### [INPUT DATA]
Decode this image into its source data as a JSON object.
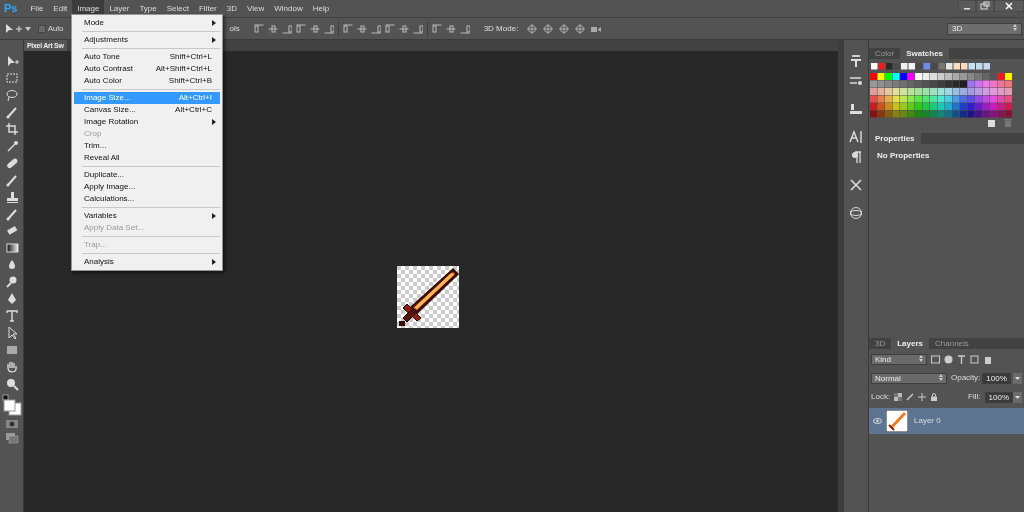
{
  "app_logo": "Ps",
  "menu_bar": [
    {
      "label": "File",
      "selected": false
    },
    {
      "label": "Edit",
      "selected": false
    },
    {
      "label": "Image",
      "selected": true
    },
    {
      "label": "Layer",
      "selected": false
    },
    {
      "label": "Type",
      "selected": false
    },
    {
      "label": "Select",
      "selected": false
    },
    {
      "label": "Filter",
      "selected": false
    },
    {
      "label": "3D",
      "selected": false
    },
    {
      "label": "View",
      "selected": false
    },
    {
      "label": "Window",
      "selected": false
    },
    {
      "label": "Help",
      "selected": false
    }
  ],
  "options_bar": {
    "auto_select": {
      "label": "Auto",
      "checked": false
    },
    "transform_label": "ols",
    "mode_label": "3D Mode:",
    "workspace": "3D"
  },
  "document_tab": {
    "title": "Pixel Art Sw"
  },
  "image_menu": [
    {
      "kind": "item",
      "label": "Mode",
      "submenu": true,
      "disabled": false,
      "selected": false
    },
    {
      "kind": "separator"
    },
    {
      "kind": "item",
      "label": "Adjustments",
      "submenu": true,
      "disabled": false,
      "selected": false
    },
    {
      "kind": "separator"
    },
    {
      "kind": "item",
      "label": "Auto Tone",
      "shortcut": "Shift+Ctrl+L",
      "submenu": false,
      "disabled": false,
      "selected": false
    },
    {
      "kind": "item",
      "label": "Auto Contrast",
      "shortcut": "Alt+Shift+Ctrl+L",
      "submenu": false,
      "disabled": false,
      "selected": false
    },
    {
      "kind": "item",
      "label": "Auto Color",
      "shortcut": "Shift+Ctrl+B",
      "submenu": false,
      "disabled": false,
      "selected": false
    },
    {
      "kind": "separator"
    },
    {
      "kind": "item",
      "label": "Image Size...",
      "shortcut": "Alt+Ctrl+I",
      "submenu": false,
      "disabled": false,
      "selected": true
    },
    {
      "kind": "item",
      "label": "Canvas Size...",
      "shortcut": "Alt+Ctrl+C",
      "submenu": false,
      "disabled": false,
      "selected": false
    },
    {
      "kind": "item",
      "label": "Image Rotation",
      "submenu": true,
      "disabled": false,
      "selected": false
    },
    {
      "kind": "item",
      "label": "Crop",
      "submenu": false,
      "disabled": true,
      "selected": false
    },
    {
      "kind": "item",
      "label": "Trim...",
      "submenu": false,
      "disabled": false,
      "selected": false
    },
    {
      "kind": "item",
      "label": "Reveal All",
      "submenu": false,
      "disabled": false,
      "selected": false
    },
    {
      "kind": "separator"
    },
    {
      "kind": "item",
      "label": "Duplicate...",
      "submenu": false,
      "disabled": false,
      "selected": false
    },
    {
      "kind": "item",
      "label": "Apply Image...",
      "submenu": false,
      "disabled": false,
      "selected": false
    },
    {
      "kind": "item",
      "label": "Calculations...",
      "submenu": false,
      "disabled": false,
      "selected": false
    },
    {
      "kind": "separator"
    },
    {
      "kind": "item",
      "label": "Variables",
      "submenu": true,
      "disabled": false,
      "selected": false
    },
    {
      "kind": "item",
      "label": "Apply Data Set...",
      "submenu": false,
      "disabled": true,
      "selected": false
    },
    {
      "kind": "separator"
    },
    {
      "kind": "item",
      "label": "Trap...",
      "submenu": false,
      "disabled": true,
      "selected": false
    },
    {
      "kind": "separator"
    },
    {
      "kind": "item",
      "label": "Analysis",
      "submenu": true,
      "disabled": false,
      "selected": false
    }
  ],
  "color_panel": {
    "tabs": [
      {
        "label": "Color",
        "selected": false
      },
      {
        "label": "Swatches",
        "selected": true
      }
    ]
  },
  "properties_panel": {
    "title": "Properties",
    "message": "No Properties"
  },
  "layers_panel": {
    "tabs": [
      {
        "label": "3D",
        "selected": false
      },
      {
        "label": "Layers",
        "selected": true
      },
      {
        "label": "Channels",
        "selected": false
      }
    ],
    "filter": "Kind",
    "blend_mode": "Normal",
    "opacity_label": "Opacity:",
    "opacity": "100%",
    "lock_label": "Lock:",
    "fill_label": "Fill:",
    "fill": "100%",
    "layers": [
      {
        "name": "Layer 0",
        "visible": true,
        "selected": true
      }
    ]
  }
}
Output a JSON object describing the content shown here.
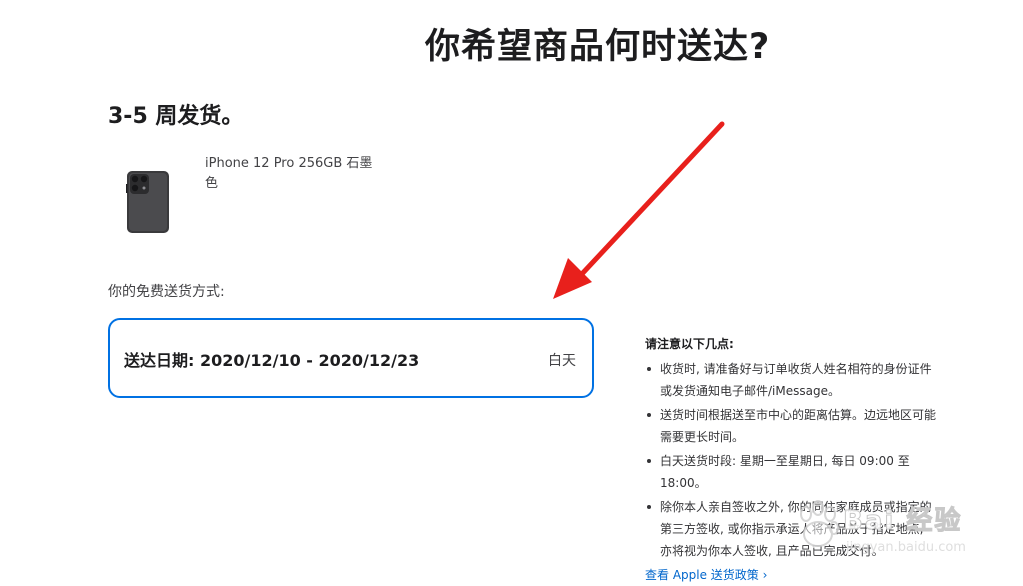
{
  "page": {
    "title": "你希望商品何时送达?",
    "ship_time": "3-5 周发货。"
  },
  "product": {
    "name": "iPhone 12 Pro 256GB 石墨色",
    "image_icon": "iphone-12-pro-graphite"
  },
  "delivery": {
    "label": "你的免费送货方式:",
    "option": {
      "date_text": "送达日期: 2020/12/10 - 2020/12/23",
      "slot": "白天",
      "selected": true
    }
  },
  "notes": {
    "title": "请注意以下几点:",
    "items": [
      "收货时, 请准备好与订单收货人姓名相符的身份证件或发货通知电子邮件/iMessage。",
      "送货时间根据送至市中心的距离估算。边远地区可能需要更长时间。",
      "白天送货时段: 星期一至星期日, 每日 09:00 至 18:00。",
      "除你本人亲自签收之外, 你的同住家庭成员或指定的第三方签收, 或你指示承运人将产品放于指定地点, 亦将视为你本人签收, 且产品已完成交付。"
    ]
  },
  "policy_link": {
    "label": "查看 Apple 送货政策 ›"
  },
  "watermark": {
    "text": "Bai 经验",
    "sub": "jingyan.baidu.com"
  },
  "colors": {
    "accent": "#0071e3",
    "arrow": "#e8201c",
    "text": "#1d1d1f"
  }
}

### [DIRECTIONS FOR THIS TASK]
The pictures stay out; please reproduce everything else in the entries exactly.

### [SOLVED PROBLEM]
Decode this image into its source data as a JSON object.
{
  "app_logo": "Ps",
  "menu_bar": [
    {
      "label": "File",
      "selected": false
    },
    {
      "label": "Edit",
      "selected": false
    },
    {
      "label": "Image",
      "selected": true
    },
    {
      "label": "Layer",
      "selected": false
    },
    {
      "label": "Type",
      "selected": false
    },
    {
      "label": "Select",
      "selected": false
    },
    {
      "label": "Filter",
      "selected": false
    },
    {
      "label": "3D",
      "selected": false
    },
    {
      "label": "View",
      "selected": false
    },
    {
      "label": "Window",
      "selected": false
    },
    {
      "label": "Help",
      "selected": false
    }
  ],
  "options_bar": {
    "auto_select": {
      "label": "Auto",
      "checked": false
    },
    "transform_label": "ols",
    "mode_label": "3D Mode:",
    "workspace": "3D"
  },
  "document_tab": {
    "title": "Pixel Art Sw"
  },
  "image_menu": [
    {
      "kind": "item",
      "label": "Mode",
      "submenu": true,
      "disabled": false,
      "selected": false
    },
    {
      "kind": "separator"
    },
    {
      "kind": "item",
      "label": "Adjustments",
      "submenu": true,
      "disabled": false,
      "selected": false
    },
    {
      "kind": "separator"
    },
    {
      "kind": "item",
      "label": "Auto Tone",
      "shortcut": "Shift+Ctrl+L",
      "submenu": false,
      "disabled": false,
      "selected": false
    },
    {
      "kind": "item",
      "label": "Auto Contrast",
      "shortcut": "Alt+Shift+Ctrl+L",
      "submenu": false,
      "disabled": false,
      "selected": false
    },
    {
      "kind": "item",
      "label": "Auto Color",
      "shortcut": "Shift+Ctrl+B",
      "submenu": false,
      "disabled": false,
      "selected": false
    },
    {
      "kind": "separator"
    },
    {
      "kind": "item",
      "label": "Image Size...",
      "shortcut": "Alt+Ctrl+I",
      "submenu": false,
      "disabled": false,
      "selected": true
    },
    {
      "kind": "item",
      "label": "Canvas Size...",
      "shortcut": "Alt+Ctrl+C",
      "submenu": false,
      "disabled": false,
      "selected": false
    },
    {
      "kind": "item",
      "label": "Image Rotation",
      "submenu": true,
      "disabled": false,
      "selected": false
    },
    {
      "kind": "item",
      "label": "Crop",
      "submenu": false,
      "disabled": true,
      "selected": false
    },
    {
      "kind": "item",
      "label": "Trim...",
      "submenu": false,
      "disabled": false,
      "selected": false
    },
    {
      "kind": "item",
      "label": "Reveal All",
      "submenu": false,
      "disabled": false,
      "selected": false
    },
    {
      "kind": "separator"
    },
    {
      "kind": "item",
      "label": "Duplicate...",
      "submenu": false,
      "disabled": false,
      "selected": false
    },
    {
      "kind": "item",
      "label": "Apply Image...",
      "submenu": false,
      "disabled": false,
      "selected": false
    },
    {
      "kind": "item",
      "label": "Calculations...",
      "submenu": false,
      "disabled": false,
      "selected": false
    },
    {
      "kind": "separator"
    },
    {
      "kind": "item",
      "label": "Variables",
      "submenu": true,
      "disabled": false,
      "selected": false
    },
    {
      "kind": "item",
      "label": "Apply Data Set...",
      "submenu": false,
      "disabled": true,
      "selected": false
    },
    {
      "kind": "separator"
    },
    {
      "kind": "item",
      "label": "Trap...",
      "submenu": false,
      "disabled": true,
      "selected": false
    },
    {
      "kind": "separator"
    },
    {
      "kind": "item",
      "label": "Analysis",
      "submenu": true,
      "disabled": false,
      "selected": false
    }
  ],
  "color_panel": {
    "tabs": [
      {
        "label": "Color",
        "selected": false
      },
      {
        "label": "Swatches",
        "selected": true
      }
    ]
  },
  "properties_panel": {
    "title": "Properties",
    "message": "No Properties"
  },
  "layers_panel": {
    "tabs": [
      {
        "label": "3D",
        "selected": false
      },
      {
        "label": "Layers",
        "selected": true
      },
      {
        "label": "Channels",
        "selected": false
      }
    ],
    "filter": "Kind",
    "blend_mode": "Normal",
    "opacity_label": "Opacity:",
    "opacity": "100%",
    "lock_label": "Lock:",
    "fill_label": "Fill:",
    "fill": "100%",
    "layers": [
      {
        "name": "Layer 0",
        "visible": true,
        "selected": true
      }
    ]
  }
}
Output a JSON object describing the content shown here.
{
  "page": {
    "title": "你希望商品何时送达?",
    "ship_time": "3-5 周发货。"
  },
  "product": {
    "name": "iPhone 12 Pro 256GB 石墨色",
    "image_icon": "iphone-12-pro-graphite"
  },
  "delivery": {
    "label": "你的免费送货方式:",
    "option": {
      "date_text": "送达日期: 2020/12/10 - 2020/12/23",
      "slot": "白天",
      "selected": true
    }
  },
  "notes": {
    "title": "请注意以下几点:",
    "items": [
      "收货时, 请准备好与订单收货人姓名相符的身份证件或发货通知电子邮件/iMessage。",
      "送货时间根据送至市中心的距离估算。边远地区可能需要更长时间。",
      "白天送货时段: 星期一至星期日, 每日 09:00 至 18:00。",
      "除你本人亲自签收之外, 你的同住家庭成员或指定的第三方签收, 或你指示承运人将产品放于指定地点, 亦将视为你本人签收, 且产品已完成交付。"
    ]
  },
  "policy_link": {
    "label": "查看 Apple 送货政策 ›"
  },
  "watermark": {
    "text": "Bai 经验",
    "sub": "jingyan.baidu.com"
  },
  "colors": {
    "accent": "#0071e3",
    "arrow": "#e8201c",
    "text": "#1d1d1f"
  }
}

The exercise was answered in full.